Keteleeria is a genus of three species of coniferous trees in the family Pinaceae first described as a genus in 1866.[1][2]

Keteleeria evelyniana.jpg
Keteleeria evelyniana leaves
Scientific classification e
Kingdom: Plantae
Clade: Tracheophytes
Clade: Gymnosperms
Division: Pinophyta
Class: Pinopsida
Order: Pinales
Family: Pinaceae
Subfamily: Abietoideae
Genus: Keteleeria

The genus name Keteleeria honours J.B. Keteleer (1813–1903), a French nurseryman. The group is related to the genera Nothotsuga and Pseudolarix. It is distinguished from Nothotsuga by the much larger cones, and from Pseudolarix by the evergreen leaves and the cones not disintegrating readily at maturity. All three genera share the unusual feature of male cones produced in umbels of several together from a single bud, and also in their ability, very rare in the Pinaceae, of being able to coppice.

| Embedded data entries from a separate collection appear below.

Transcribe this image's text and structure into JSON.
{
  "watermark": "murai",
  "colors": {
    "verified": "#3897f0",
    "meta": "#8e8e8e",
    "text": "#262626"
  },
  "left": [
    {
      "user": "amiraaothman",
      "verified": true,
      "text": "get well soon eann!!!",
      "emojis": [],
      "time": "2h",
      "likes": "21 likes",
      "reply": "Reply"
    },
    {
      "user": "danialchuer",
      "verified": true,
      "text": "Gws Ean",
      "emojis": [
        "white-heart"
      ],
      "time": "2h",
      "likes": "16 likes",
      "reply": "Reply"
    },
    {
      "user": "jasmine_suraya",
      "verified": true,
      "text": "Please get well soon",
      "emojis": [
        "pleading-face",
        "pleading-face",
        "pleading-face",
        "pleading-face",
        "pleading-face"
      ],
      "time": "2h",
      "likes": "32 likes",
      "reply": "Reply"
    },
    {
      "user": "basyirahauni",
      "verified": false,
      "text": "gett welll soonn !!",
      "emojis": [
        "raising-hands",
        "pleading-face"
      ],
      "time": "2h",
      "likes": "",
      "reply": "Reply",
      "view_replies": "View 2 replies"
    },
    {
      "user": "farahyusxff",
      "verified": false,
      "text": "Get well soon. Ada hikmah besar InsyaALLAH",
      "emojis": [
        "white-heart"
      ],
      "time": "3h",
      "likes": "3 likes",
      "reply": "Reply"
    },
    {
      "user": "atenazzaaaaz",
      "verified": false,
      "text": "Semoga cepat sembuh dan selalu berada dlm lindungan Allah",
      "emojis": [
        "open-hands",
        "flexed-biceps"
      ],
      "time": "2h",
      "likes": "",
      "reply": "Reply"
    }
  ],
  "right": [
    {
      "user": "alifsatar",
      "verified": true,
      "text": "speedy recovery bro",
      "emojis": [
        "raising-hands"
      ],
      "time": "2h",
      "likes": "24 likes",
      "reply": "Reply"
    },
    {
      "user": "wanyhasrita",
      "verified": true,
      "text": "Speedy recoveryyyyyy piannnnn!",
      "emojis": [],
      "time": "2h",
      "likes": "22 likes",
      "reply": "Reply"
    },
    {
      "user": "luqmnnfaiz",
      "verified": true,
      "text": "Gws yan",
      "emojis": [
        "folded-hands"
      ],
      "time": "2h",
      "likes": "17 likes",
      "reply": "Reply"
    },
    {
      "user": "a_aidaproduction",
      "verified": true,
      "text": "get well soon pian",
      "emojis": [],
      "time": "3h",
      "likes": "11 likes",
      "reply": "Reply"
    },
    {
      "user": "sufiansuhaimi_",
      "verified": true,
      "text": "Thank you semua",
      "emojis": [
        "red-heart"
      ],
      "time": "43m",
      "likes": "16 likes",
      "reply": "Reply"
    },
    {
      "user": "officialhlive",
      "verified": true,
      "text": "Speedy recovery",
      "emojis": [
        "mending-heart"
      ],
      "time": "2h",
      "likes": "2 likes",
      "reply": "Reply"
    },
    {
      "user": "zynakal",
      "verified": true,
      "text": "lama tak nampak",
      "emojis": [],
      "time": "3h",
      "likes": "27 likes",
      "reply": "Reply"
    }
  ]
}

The genus is found in southern China (from Shaanxi south to Guangdong and Yunnan), Hainan, Taiwan, northern Laos, and Vietnam.[3]

They are evergreen trees reaching 35 m (115 ft) tall. The leaves are flat, needle-like, 1.5–7 cm (9162+34 in) long and 2–4 cm (13161+916 in) broad. The cones are erect, 6–22 cm (2+388+1116 in) long, and mature in about 6–8 months after pollination; cone size and scale shape is very variable within all three species.

The variability of the cones has led in the past to the description of several additional species (up to 16 'species' have been named), but most authorities now only accept three species. Flora of China, however, recognized five.[4]

The World Checklist maintained by Kew Botanical Garden accepts the following:[3]


Image Name Common name Distribution
  Keteleeria davidiana (C.E.Bertrand) Beissn. central and southern China, Taiwan
  Keteleeria evelyniana Mast. Evelyn keteleeria Sichuan, Yunnan, N Laos, Vietnam
  Keteleeria fortunei (A.Murray) Carrière southern China
formerly included[3]

moved to Abies

Fossil recordEdit

Fossil pollen of Keteleeria caucasica have been recovered from strata of the Late Miocene in Georgia in the Caucasus region.[5] Keteleeria sp. fossils are also known from the early Pleistocene of southern Portugal.[6]


  1. ^ Carrière, Élie Abel. 1866. Revue Horticole 37: 449
  2. ^ Tropicos, Keteleeria Carrière
  3. ^ a b c d Kew World Checklist of Selected Plant Families
  4. ^ "Keteleeria Carrière, Rev. Hort. 37: 449. 1866". Flora of China. 4: 42.
  5. ^ The History of the Flora and Vegetation of Georgia by Irina Shatilova, Nino Mchedlishvili, Luara Rukhadze, Eliso Kvavadze, Georgian National Museum Institute of Paleobiology, Tbilisi 2011, ISBN 978-9941-9105-3-1
  6. ^ Fernando Reboredo, Forest Context and Policies in Portugal: Present and Future Challenges, Springer, 28 August 2014 - ISBN 978-3-319-08455-8

External linksEdit